As of Dec. 31, the state Department of Health had received 357,925 doses of covid-19 vaccine. Of those doses only 69,349 have been administered to Phase 1A qualified persons. The percentage of vaccine utilized thus far is a mere 19.4 percent.

Where is the media outrage? Where is our governor who endlessly reminds us that he is listening to “the science?” Pharmacy partnerships are only now planning for on-site clinics to administer to long-term care facilities? Our most vulnerable populations in long-term care facilities are left waiting and complaining while pharmacies and our governor are fumbling around trying to make decisions? What an outrage!

Our “science-minded” governor is quick to shut down businesses and send people to the unemployment lines as he professes to “follow the science.” A half-million people are qualified under his “top priority” 1A designation and there are 286,651 doses sitting in refrigeration units in across the state.

Delays cost lives. More than 1,600 covid deaths in Washington have been linked to long-care facilities. Meanwhile our governor is fixated on expanding bans and crippling our economy.

Vaccinations should be his top priority. Health care workers and first responders should be required to vaccinate. People confined to long-term care facilities should be next, closely followed by those with susceptible conditions and compromised immune systems.

It’s time for Gov. Jay Inslee to focus on real science and saving lives! Science and compassion demand action now.

Ronald Czarnecki


Talk to us

More in Opinion

FILE — In this Sept. 17, 2020 file photo, provided by the Idaho Department of Fish and Game, Chelbee Rosenkrance, of the Idaho Department of Fish and Game, holds a male sockeye salmon at the Eagle Fish Hatchery in Eagle, Idaho. Wildlife officials said Tuesday, Aug. 10, 2021, that an emergency trap-and-truck operation of Idaho-bound endangered sockeye salmon, due to high water temperatures in the Snake and Salomon rivers, netted enough fish at the Granite Dam in eastern Washington, last month, to sustain an elaborate hatchery program. (Travis Brown/Idaho Department of Fish and Game via AP, File)
Editorial: Pledge to honor treaties can save Columbia’s salmon

The Biden administration commits to honoring tribal treaties and preserving the rivers’ benefits.

Editorial cartoons for Saturday, Sept. 30

A sketchy look at the news of the day.… Continue reading

Eco-nomics: Climate report card: Needs more effort but shows promise

A UN report shows we’re not on track to meet goals, but there are bright spots with clean energy.

Comment: Child tax credit works against child povery; renew it

After the expanded credit ended in 2021, child poverty doubled. It’s an investment we should make.

Matthew Leger
Forum: Amenian festival shows global reach of vounteers

A Kamiak student helped organize a festival and fundraiser for the people of a troubled region.

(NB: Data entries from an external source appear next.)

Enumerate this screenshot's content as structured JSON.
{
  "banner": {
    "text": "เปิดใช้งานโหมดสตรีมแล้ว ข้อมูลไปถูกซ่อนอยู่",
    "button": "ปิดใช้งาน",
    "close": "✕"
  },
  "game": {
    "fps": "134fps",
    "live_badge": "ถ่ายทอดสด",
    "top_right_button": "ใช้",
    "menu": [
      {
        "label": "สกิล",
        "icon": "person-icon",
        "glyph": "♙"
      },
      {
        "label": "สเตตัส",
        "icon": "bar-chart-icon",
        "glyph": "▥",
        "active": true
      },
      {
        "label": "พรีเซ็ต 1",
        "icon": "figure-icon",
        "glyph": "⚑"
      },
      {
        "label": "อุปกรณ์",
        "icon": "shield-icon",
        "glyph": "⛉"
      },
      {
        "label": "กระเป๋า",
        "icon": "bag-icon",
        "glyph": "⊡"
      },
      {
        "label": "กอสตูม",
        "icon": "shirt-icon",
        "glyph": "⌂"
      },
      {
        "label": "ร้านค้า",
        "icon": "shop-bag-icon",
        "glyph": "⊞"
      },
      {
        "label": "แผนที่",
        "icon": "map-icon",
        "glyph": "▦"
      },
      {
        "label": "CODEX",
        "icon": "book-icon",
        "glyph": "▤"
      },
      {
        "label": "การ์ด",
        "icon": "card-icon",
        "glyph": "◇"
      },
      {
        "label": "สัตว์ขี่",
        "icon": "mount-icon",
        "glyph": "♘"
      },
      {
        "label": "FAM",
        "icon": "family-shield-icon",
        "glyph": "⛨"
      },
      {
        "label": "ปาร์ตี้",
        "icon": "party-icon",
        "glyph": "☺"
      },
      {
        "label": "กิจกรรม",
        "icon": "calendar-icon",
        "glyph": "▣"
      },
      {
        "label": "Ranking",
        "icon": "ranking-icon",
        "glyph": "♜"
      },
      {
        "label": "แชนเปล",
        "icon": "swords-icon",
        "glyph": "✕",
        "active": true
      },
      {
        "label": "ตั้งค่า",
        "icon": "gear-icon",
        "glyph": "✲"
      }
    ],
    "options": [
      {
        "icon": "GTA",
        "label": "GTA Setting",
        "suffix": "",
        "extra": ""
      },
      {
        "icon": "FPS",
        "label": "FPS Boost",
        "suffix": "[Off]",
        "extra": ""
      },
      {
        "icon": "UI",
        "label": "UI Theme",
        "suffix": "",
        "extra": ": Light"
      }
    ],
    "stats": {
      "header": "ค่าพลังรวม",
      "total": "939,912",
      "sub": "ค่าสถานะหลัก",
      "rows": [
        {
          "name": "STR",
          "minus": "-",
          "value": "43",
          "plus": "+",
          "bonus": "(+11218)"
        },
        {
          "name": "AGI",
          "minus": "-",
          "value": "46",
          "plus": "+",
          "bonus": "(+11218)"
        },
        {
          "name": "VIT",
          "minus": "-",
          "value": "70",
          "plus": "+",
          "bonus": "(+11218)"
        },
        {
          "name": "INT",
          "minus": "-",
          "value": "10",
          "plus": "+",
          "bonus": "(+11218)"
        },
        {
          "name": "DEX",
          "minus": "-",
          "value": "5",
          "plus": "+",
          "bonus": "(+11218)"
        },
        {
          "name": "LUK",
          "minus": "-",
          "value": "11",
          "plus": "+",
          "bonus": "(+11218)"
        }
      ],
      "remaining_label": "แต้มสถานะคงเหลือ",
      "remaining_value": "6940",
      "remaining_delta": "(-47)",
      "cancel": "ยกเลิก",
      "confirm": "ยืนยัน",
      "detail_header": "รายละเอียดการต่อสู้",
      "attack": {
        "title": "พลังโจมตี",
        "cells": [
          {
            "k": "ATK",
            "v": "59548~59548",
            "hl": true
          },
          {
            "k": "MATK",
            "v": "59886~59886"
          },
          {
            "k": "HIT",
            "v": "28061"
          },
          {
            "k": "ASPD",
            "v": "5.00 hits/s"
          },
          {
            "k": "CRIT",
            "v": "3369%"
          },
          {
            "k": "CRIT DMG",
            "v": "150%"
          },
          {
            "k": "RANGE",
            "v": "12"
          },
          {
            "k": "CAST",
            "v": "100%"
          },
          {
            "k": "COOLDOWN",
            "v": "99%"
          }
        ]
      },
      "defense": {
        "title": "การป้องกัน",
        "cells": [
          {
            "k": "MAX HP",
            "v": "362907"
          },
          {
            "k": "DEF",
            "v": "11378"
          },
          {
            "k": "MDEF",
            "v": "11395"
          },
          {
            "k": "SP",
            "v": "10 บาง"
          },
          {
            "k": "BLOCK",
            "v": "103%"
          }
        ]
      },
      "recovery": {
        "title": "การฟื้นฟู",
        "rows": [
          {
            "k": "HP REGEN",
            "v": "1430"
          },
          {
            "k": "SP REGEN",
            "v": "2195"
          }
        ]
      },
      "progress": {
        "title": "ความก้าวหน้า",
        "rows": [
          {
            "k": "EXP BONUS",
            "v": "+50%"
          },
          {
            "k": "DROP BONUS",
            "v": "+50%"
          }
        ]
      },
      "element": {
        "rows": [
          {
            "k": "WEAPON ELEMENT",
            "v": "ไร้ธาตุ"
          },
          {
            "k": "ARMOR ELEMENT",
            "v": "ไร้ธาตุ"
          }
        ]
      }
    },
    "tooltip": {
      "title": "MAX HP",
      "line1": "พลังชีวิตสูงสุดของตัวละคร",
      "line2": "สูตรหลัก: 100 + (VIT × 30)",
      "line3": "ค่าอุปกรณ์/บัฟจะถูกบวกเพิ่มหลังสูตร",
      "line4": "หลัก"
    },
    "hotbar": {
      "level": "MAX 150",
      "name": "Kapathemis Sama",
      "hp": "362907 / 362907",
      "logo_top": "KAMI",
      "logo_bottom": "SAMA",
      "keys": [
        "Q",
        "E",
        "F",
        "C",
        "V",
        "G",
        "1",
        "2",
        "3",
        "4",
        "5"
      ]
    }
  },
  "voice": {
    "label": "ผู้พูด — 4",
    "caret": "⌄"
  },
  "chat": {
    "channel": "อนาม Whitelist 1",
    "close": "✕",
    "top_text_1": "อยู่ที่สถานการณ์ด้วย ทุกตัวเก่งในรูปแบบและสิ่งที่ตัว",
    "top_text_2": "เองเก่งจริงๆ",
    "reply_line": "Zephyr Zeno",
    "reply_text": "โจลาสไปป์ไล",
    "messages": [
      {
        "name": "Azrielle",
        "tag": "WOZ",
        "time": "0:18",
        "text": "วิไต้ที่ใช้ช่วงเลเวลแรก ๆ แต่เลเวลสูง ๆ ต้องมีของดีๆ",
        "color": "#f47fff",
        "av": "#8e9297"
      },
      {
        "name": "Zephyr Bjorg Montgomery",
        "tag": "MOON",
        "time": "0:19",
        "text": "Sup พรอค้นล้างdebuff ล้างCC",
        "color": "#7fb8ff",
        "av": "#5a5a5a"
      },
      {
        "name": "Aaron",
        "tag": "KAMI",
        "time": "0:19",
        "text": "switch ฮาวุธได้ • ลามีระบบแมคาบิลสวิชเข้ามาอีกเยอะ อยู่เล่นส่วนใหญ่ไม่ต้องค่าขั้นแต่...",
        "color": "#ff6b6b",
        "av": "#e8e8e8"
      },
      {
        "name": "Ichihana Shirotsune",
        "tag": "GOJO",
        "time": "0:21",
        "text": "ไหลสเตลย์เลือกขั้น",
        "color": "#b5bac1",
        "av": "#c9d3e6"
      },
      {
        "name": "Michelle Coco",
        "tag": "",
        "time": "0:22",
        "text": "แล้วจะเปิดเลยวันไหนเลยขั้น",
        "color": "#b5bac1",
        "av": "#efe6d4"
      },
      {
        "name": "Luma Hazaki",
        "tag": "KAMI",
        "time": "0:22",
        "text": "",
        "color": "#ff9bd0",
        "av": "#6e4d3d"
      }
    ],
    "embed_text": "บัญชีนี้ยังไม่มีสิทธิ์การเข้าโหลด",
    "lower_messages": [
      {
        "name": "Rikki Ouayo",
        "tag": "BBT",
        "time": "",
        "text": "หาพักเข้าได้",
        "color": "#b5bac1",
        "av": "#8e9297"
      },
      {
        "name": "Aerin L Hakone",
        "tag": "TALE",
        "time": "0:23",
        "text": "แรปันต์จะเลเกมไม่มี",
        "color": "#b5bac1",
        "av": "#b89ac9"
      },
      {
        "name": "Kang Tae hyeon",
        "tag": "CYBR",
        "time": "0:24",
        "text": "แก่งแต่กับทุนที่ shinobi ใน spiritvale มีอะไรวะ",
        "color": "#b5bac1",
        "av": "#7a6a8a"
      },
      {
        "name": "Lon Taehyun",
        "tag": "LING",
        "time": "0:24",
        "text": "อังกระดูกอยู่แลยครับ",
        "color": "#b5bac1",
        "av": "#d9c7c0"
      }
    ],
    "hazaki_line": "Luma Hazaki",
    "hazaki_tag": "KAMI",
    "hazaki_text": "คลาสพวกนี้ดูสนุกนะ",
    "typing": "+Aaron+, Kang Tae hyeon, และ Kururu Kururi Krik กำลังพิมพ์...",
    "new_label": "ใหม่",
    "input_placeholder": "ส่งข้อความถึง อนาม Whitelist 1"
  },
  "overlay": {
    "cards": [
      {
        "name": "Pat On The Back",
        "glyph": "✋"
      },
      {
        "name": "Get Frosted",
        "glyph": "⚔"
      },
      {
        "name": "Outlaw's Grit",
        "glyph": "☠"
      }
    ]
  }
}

Dan Hazen
Forum: Things aren’t OK, boomers; but maybe the kids are

Older generations wrote the rules to fit their desires, but maybe there’s hope in their grandchildren.

Comment:Transition to clean energy isn’t moving quickly enough

Solar energy and EV sales are booming but we have a long way to go to come near our global warming goal.

Patricia Gambis, right, talks with her 4-year-old twin children, Emma, left, and Etienne in their home, Thursday, Jan. 24, 2019, in Maplewood, N.J. Gambis' husband, an FBI agent, has been working without pay during the partial United States government shutdown, which has forced the couple to take financial decisions including laying off their babysitter. (AP Photo/Julio Cortez)
Editorial: Shutdown hits kids, families at difficult moment

The shutdown risks food aid for low-income families as child poverty doubled last year and child care aid ends.

Editorial cartoons for Friday, Sept. 29

A sketchy look at the news of the day.… Continue reading

Most Read